Parker-Renga recommends River Bluffs Open Space in southeast Fort Collins, which has no trails, but is the current northernmost part of the Poudre River Trail, extending toward Greeley and eventually running from Bellvue to Greeley. There’s a bald eagle nest to the north, and you can take the paved trail 21 miles to the southeast to Island Grove Regional Park in Greeley.
Close to Loveland
Two hikes are not as well known: Mariana Butte Trail and Morey Wildlife Reserve. Both are enjoyable and short. Morey is a quiet wildlife reserve along the Big Thompson River. No dogs or bikes are allowed. Birding in spring is usually great, and wildlife and wildflower viewing can also be good.
Mariana Butte Trail is more challenging, with elevation gain and traversing along a hogback, winding through Mariana Butte Golf Course.
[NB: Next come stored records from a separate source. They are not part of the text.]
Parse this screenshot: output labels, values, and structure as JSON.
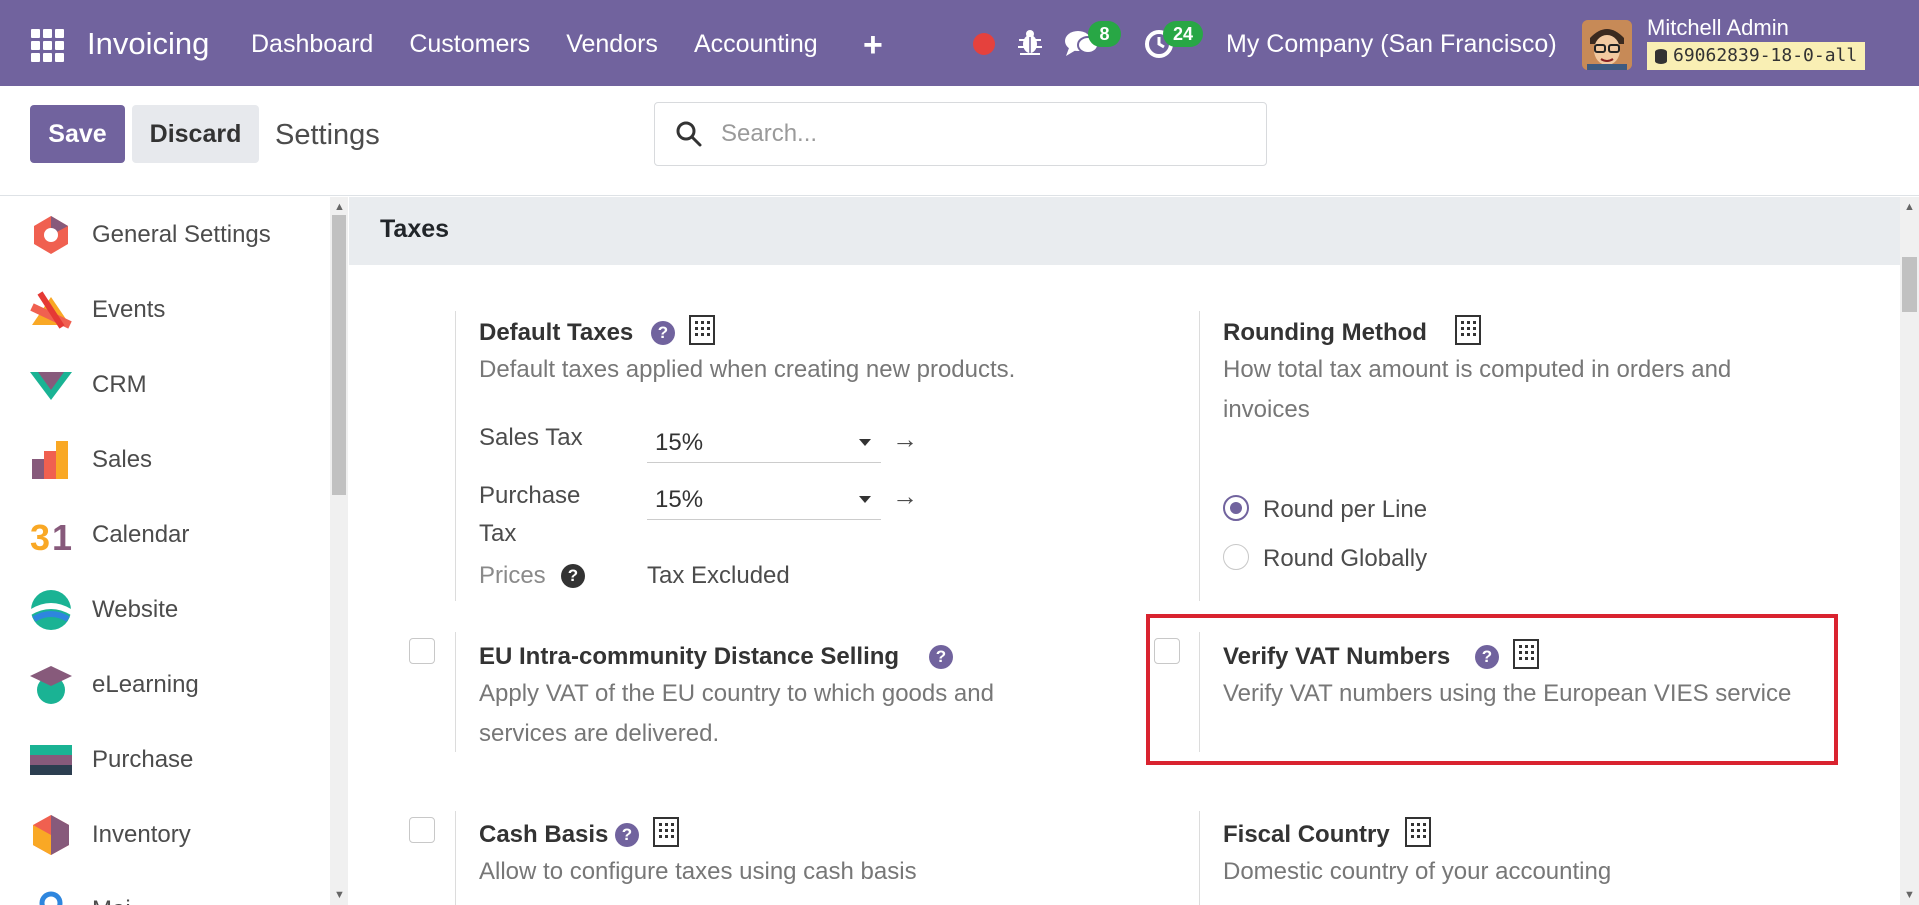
{
  "navbar": {
    "brand": "Invoicing",
    "menu": [
      "Dashboard",
      "Customers",
      "Vendors",
      "Accounting"
    ],
    "messages_count": "8",
    "activities_count": "24",
    "company": "My Company (San Francisco)",
    "user_name": "Mitchell Admin",
    "database": "69062839-18-0-all",
    "accent": "#71639e"
  },
  "control": {
    "save_label": "Save",
    "discard_label": "Discard",
    "title": "Settings",
    "search_placeholder": "Search..."
  },
  "sidebar": {
    "items": [
      {
        "label": "General Settings",
        "icon": "general-settings-icon"
      },
      {
        "label": "Events",
        "icon": "events-icon"
      },
      {
        "label": "CRM",
        "icon": "crm-icon"
      },
      {
        "label": "Sales",
        "icon": "sales-icon"
      },
      {
        "label": "Calendar",
        "icon": "calendar-icon"
      },
      {
        "label": "Website",
        "icon": "website-icon"
      },
      {
        "label": "eLearning",
        "icon": "elearning-icon"
      },
      {
        "label": "Purchase",
        "icon": "purchase-icon"
      },
      {
        "label": "Inventory",
        "icon": "inventory-icon"
      },
      {
        "label": "Mai",
        "icon": "maintenance-icon"
      }
    ]
  },
  "section": {
    "title": "Taxes",
    "default_taxes": {
      "title": "Default Taxes",
      "description": "Default taxes applied when creating new products.",
      "sales_tax_label": "Sales Tax",
      "sales_tax_value": "15%",
      "purchase_tax_label_1": "Purchase",
      "purchase_tax_label_2": "Tax",
      "purchase_tax_value": "15%",
      "prices_label": "Prices",
      "prices_value": "Tax Excluded"
    },
    "rounding": {
      "title": "Rounding Method",
      "description_1": "How total tax amount is computed in orders and",
      "description_2": "invoices",
      "option_line": "Round per Line",
      "option_global": "Round Globally",
      "selected": "Round per Line"
    },
    "eu_distance": {
      "title": "EU Intra-community Distance Selling",
      "description_1": "Apply VAT of the EU country to which goods and",
      "description_2": "services are delivered.",
      "checked": false
    },
    "verify_vat": {
      "title": "Verify VAT Numbers",
      "description": "Verify VAT numbers using the European VIES service",
      "checked": false
    },
    "cash_basis": {
      "title": "Cash Basis",
      "description": "Allow to configure taxes using cash basis",
      "checked": false
    },
    "fiscal_country": {
      "title": "Fiscal Country",
      "description": "Domestic country of your accounting"
    }
  }
}
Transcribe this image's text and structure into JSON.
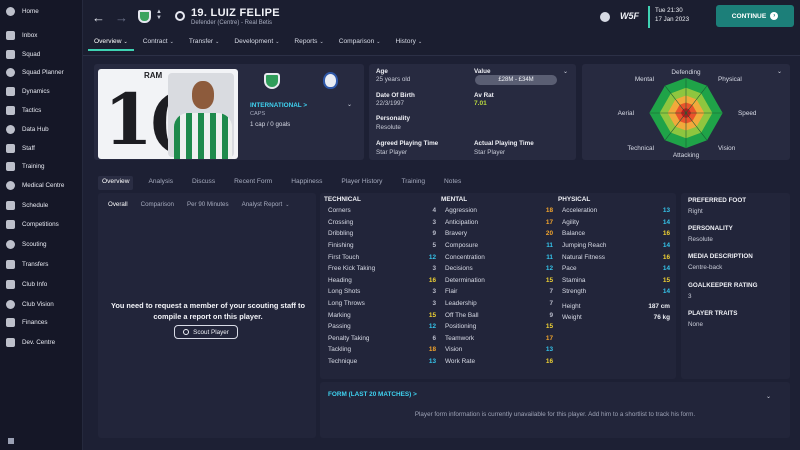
{
  "sidebar": {
    "items": [
      {
        "label": "Home",
        "icon": "home-icon"
      },
      {
        "label": "Inbox",
        "icon": "inbox-icon"
      },
      {
        "label": "Squad",
        "icon": "squad-icon"
      },
      {
        "label": "Squad Planner",
        "icon": "planner-icon"
      },
      {
        "label": "Dynamics",
        "icon": "dynamics-icon"
      },
      {
        "label": "Tactics",
        "icon": "tactics-icon"
      },
      {
        "label": "Data Hub",
        "icon": "data-hub-icon"
      },
      {
        "label": "Staff",
        "icon": "staff-icon"
      },
      {
        "label": "Training",
        "icon": "training-icon"
      },
      {
        "label": "Medical Centre",
        "icon": "medical-icon"
      },
      {
        "label": "Schedule",
        "icon": "schedule-icon"
      },
      {
        "label": "Competitions",
        "icon": "trophy-icon"
      },
      {
        "label": "Scouting",
        "icon": "scouting-icon"
      },
      {
        "label": "Transfers",
        "icon": "transfers-icon"
      },
      {
        "label": "Club Info",
        "icon": "club-info-icon"
      },
      {
        "label": "Club Vision",
        "icon": "vision-icon"
      },
      {
        "label": "Finances",
        "icon": "finances-icon"
      },
      {
        "label": "Dev. Centre",
        "icon": "dev-centre-icon"
      }
    ]
  },
  "header": {
    "title": "19. LUIZ FELIPE",
    "subtitle": "Defender (Centre) - Real Betis",
    "logo_text": "W5F",
    "date_day": "Tue 21:30",
    "date": "17 Jan 2023",
    "continue_label": "CONTINUE",
    "menu": [
      "Overview",
      "Contract",
      "Transfer",
      "Development",
      "Reports",
      "Comparison",
      "History"
    ]
  },
  "photo": {
    "name_fragment": "RAM",
    "shirt_number_fragment": "1("
  },
  "international": {
    "title": "INTERNATIONAL >",
    "caps_label": "CAPS",
    "caps_value": "1 cap / 0 goals"
  },
  "info": {
    "age_label": "Age",
    "age_value": "25 years old",
    "value_label": "Value",
    "value_value": "£28M - £34M",
    "dob_label": "Date Of Birth",
    "dob_value": "22/3/1997",
    "avrat_label": "Av Rat",
    "avrat_value": "7.01",
    "personality_label": "Personality",
    "personality_value": "Resolute",
    "agreed_label": "Agreed Playing Time",
    "agreed_value": "Star Player",
    "actual_label": "Actual Playing Time",
    "actual_value": "Star Player"
  },
  "radar": {
    "labels": [
      "Defending",
      "Physical",
      "Speed",
      "Vision",
      "Attacking",
      "Technical",
      "Aerial",
      "Mental"
    ],
    "colors": {
      "outer": "#1fa348",
      "mid1": "#8ec63f",
      "mid2": "#f2a93b",
      "inner": "#e9532b",
      "core": "#c8161d"
    }
  },
  "tabs": [
    "Overview",
    "Analysis",
    "Discuss",
    "Recent Form",
    "Happiness",
    "Player History",
    "Training",
    "Notes"
  ],
  "subtabs": [
    "Overall",
    "Comparison",
    "Per 90 Minutes",
    "Analyst Report"
  ],
  "scouting": {
    "message": "You need to request a member of your scouting staff to compile a report on this player.",
    "button": "Scout Player"
  },
  "attributes": {
    "technical_header": "TECHNICAL",
    "mental_header": "MENTAL",
    "physical_header": "PHYSICAL",
    "technical": [
      {
        "name": "Corners",
        "value": "4"
      },
      {
        "name": "Crossing",
        "value": "3"
      },
      {
        "name": "Dribbling",
        "value": "9"
      },
      {
        "name": "Finishing",
        "value": "5"
      },
      {
        "name": "First Touch",
        "value": "12"
      },
      {
        "name": "Free Kick Taking",
        "value": "3"
      },
      {
        "name": "Heading",
        "value": "16"
      },
      {
        "name": "Long Shots",
        "value": "3"
      },
      {
        "name": "Long Throws",
        "value": "3"
      },
      {
        "name": "Marking",
        "value": "15"
      },
      {
        "name": "Passing",
        "value": "12"
      },
      {
        "name": "Penalty Taking",
        "value": "6"
      },
      {
        "name": "Tackling",
        "value": "18"
      },
      {
        "name": "Technique",
        "value": "13"
      }
    ],
    "mental": [
      {
        "name": "Aggression",
        "value": "18"
      },
      {
        "name": "Anticipation",
        "value": "17"
      },
      {
        "name": "Bravery",
        "value": "20"
      },
      {
        "name": "Composure",
        "value": "11"
      },
      {
        "name": "Concentration",
        "value": "11"
      },
      {
        "name": "Decisions",
        "value": "12"
      },
      {
        "name": "Determination",
        "value": "15"
      },
      {
        "name": "Flair",
        "value": "7"
      },
      {
        "name": "Leadership",
        "value": "7"
      },
      {
        "name": "Off The Ball",
        "value": "9"
      },
      {
        "name": "Positioning",
        "value": "15"
      },
      {
        "name": "Teamwork",
        "value": "17"
      },
      {
        "name": "Vision",
        "value": "13"
      },
      {
        "name": "Work Rate",
        "value": "16"
      }
    ],
    "physical": [
      {
        "name": "Acceleration",
        "value": "13"
      },
      {
        "name": "Agility",
        "value": "14"
      },
      {
        "name": "Balance",
        "value": "16"
      },
      {
        "name": "Jumping Reach",
        "value": "14"
      },
      {
        "name": "Natural Fitness",
        "value": "16"
      },
      {
        "name": "Pace",
        "value": "14"
      },
      {
        "name": "Stamina",
        "value": "15"
      },
      {
        "name": "Strength",
        "value": "14"
      }
    ],
    "height_label": "Height",
    "height_value": "187 cm",
    "weight_label": "Weight",
    "weight_value": "76 kg"
  },
  "details": {
    "foot_label": "PREFERRED FOOT",
    "foot_value": "Right",
    "personality_label": "PERSONALITY",
    "personality_value": "Resolute",
    "media_label": "MEDIA DESCRIPTION",
    "media_value": "Centre-back",
    "gk_label": "GOALKEEPER RATING",
    "gk_value": "3",
    "traits_label": "PLAYER TRAITS",
    "traits_value": "None"
  },
  "form": {
    "title": "FORM (LAST 20 MATCHES) >",
    "message": "Player form information is currently unavailable for this player. Add him to a shortlist to track his form."
  }
}
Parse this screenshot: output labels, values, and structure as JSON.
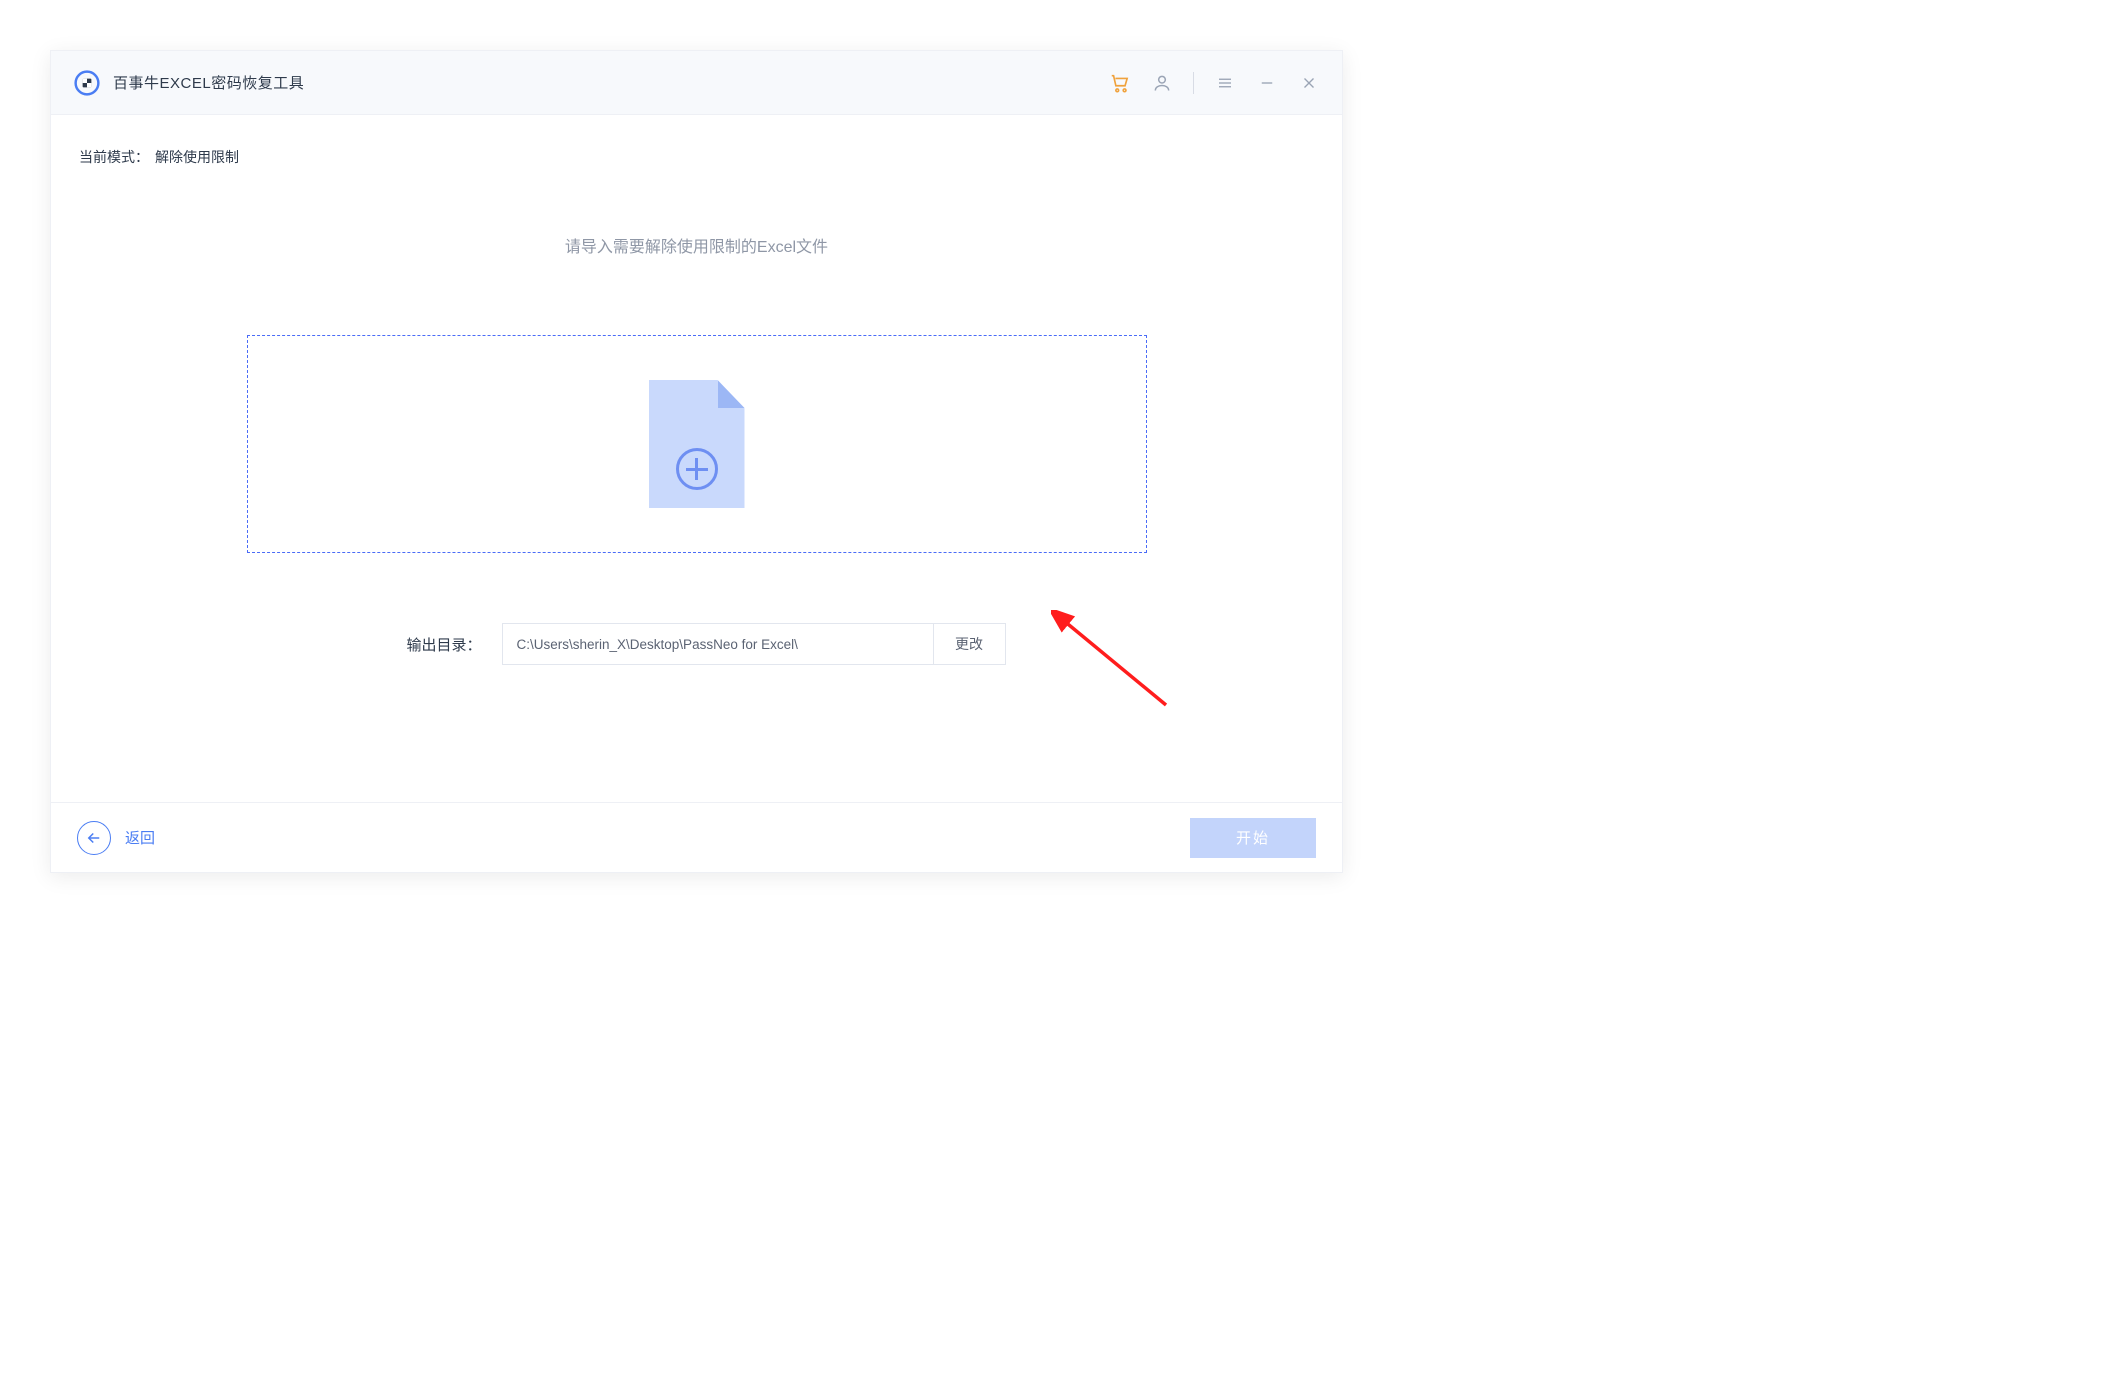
{
  "header": {
    "app_title": "百事牛EXCEL密码恢复工具"
  },
  "mode": {
    "label": "当前模式：",
    "value": "解除使用限制"
  },
  "main": {
    "prompt": "请导入需要解除使用限制的Excel文件",
    "output_label": "输出目录：",
    "output_path": "C:\\Users\\sherin_X\\Desktop\\PassNeo for Excel\\",
    "change_btn": "更改"
  },
  "footer": {
    "back_label": "返回",
    "start_label": "开始"
  }
}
You get amazing views from the top of the Butte and a beautiful section along the Big Thompson River called the Hidden Hogback Trail.
Reghan Cloudman, public affairs specialist with Arapaho and Roosevelt National Forests and Pawnee National Grassland, advised that the further up Poudre Canyon you go, the fewer people you’re likely to see on the trails. In many areas there is no cell signal, so prepare to be out of reach. Also, ticks are said to be pretty bad this year. Poudre Wilderness Volunteers (www.pwv.org/trails) hike the trails and can assist visitors. In summer, people stop at Redfeather Visitor Center or Arrowhead Visitor Center for information and maps.
Zimmerman Lake Trail: Special fishing restrictions exist here, which is important to note. This trail follows an old logging road and is used year-round. It is a popular winter snowshoe trail and snow stays around longer than you might expect.
Beaver Creek Trail: For the more adventurous, this trail leads into the Comanche Peak Wilderness area. This is a longer outing, but not as busy as the most popular trails. There are fishing opportunities here as well.
Mount Margaret Trail: For an easier, family-friendly hike, this is a great spot near Red Feather Lakes. It is more popular but has a nice trailhead and restroom. You travel through meadows and trees and cross a lovely stream.
Estes Park and Rocky Mountain National Park
Mary Davis, with Estes Valley Recreation and Park District, recommends Crosier Mountain from the trailhead in Glen Haven. In Rocky Mountain National Park, she likes Westcreek Falls, accessed via McGraw Ranch. Less-traveled options in RMNP include Boulderbrook or Storm Pass Trail from Bear Lake Road to Lily Lake. In the Wild Basin area, she notes the Finch Lake Trail seems less traveled, and one of her favorite places to go in Wild Basin is Hunters Creek Drainage, accessed from the Sandbeach Lake Trail.
Davis recommends the book “Rocky Mountain National Park: The Complete Hiking Guide,” by Lisa Foster, and checking in with the Estes Park Mountain Shop.
Going to the Library? Check This Out
Did you know that the Poudre River Public Library District checks out Colorado state park passes, adventure backpacks, birding kits and other useful gadgets to take along on a hike or camping trip? The library’s Gadgets & Things Collection even features items like GoPro cameras and solar lights. To see the offerings, go to
Brad Shannon is an award-winning communications consultant and freelance writer based in Loveland. To comment on this article, send an email to email@example.com.